PSA Test

Diet and lifestyle
A Prostate Specific Antigen (PSA) test measures the amount of prostate-specific antigen in the blood. PSA is released into a man's blood by his prostate gland. Healthy men have low amounts of PSA in the blood. The amount of PSA in the blood normally increases as a man's prostate enlarges with age. PSA may increase because of inflammation of the prostate gland, known as Prostatitis or Prostate Cancer. An injury, a digital rectal exam, or sexual activity (ejaculation) may also briefly raise PSA levels.

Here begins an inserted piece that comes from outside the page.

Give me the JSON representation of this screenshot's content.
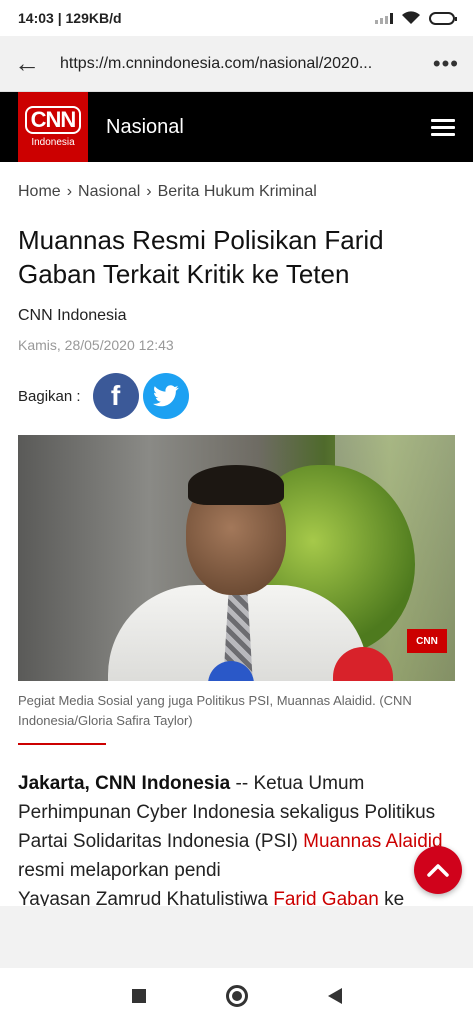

Why PSA Test is done?
The Prostate Specific Antigen (PSA) test is done to :
screen men for prostate cancer. Since other common medical conditions, such as Benign Prostatic Hyperplasia (BPH) and Prostatitis, can cause high PSA levels, a prostate biopsy may be done if your doctor is concerned about signs of prostate cancer.
Check if cancer may be present when results from other tests, such as a digital rectal exam, are not normal. A PSA test does not diagnose cancer, but it can be used along with other tests to determine if cancer is present.
Watch prostate cancer during active surveillance or other treatment. If PSA levels increase, the cancer may be growing or spreading. PSA is usually not present in a man who has had his prostate gland removed. A PSA level that rises after prostate removal may mean the cancer has returned or has spread.

How to prepare for PSA Test?
Before you have a Prostate-Specific Antigen (PSA), tell your doctor if you have had
Test to look at your bladder Cystoscopy in the past several weeks.
Prostate needle biopsy or prostate surgery in the past several weeks.
Digital Rectal Examination in the past several weeks.
Prostate infection (Prostatitis) or an Urinary Tract Infection (UTI) that has not gone away.
Tube (catheter) inserted into your bladder recently to drain urine.

Do not ejaculate for 24 hours before your PSA blood test, either during sex or masturbation.

You must consult your doctor about any concerns you have regarding the need for the test, its risks, how it will be done, or what the results will mean.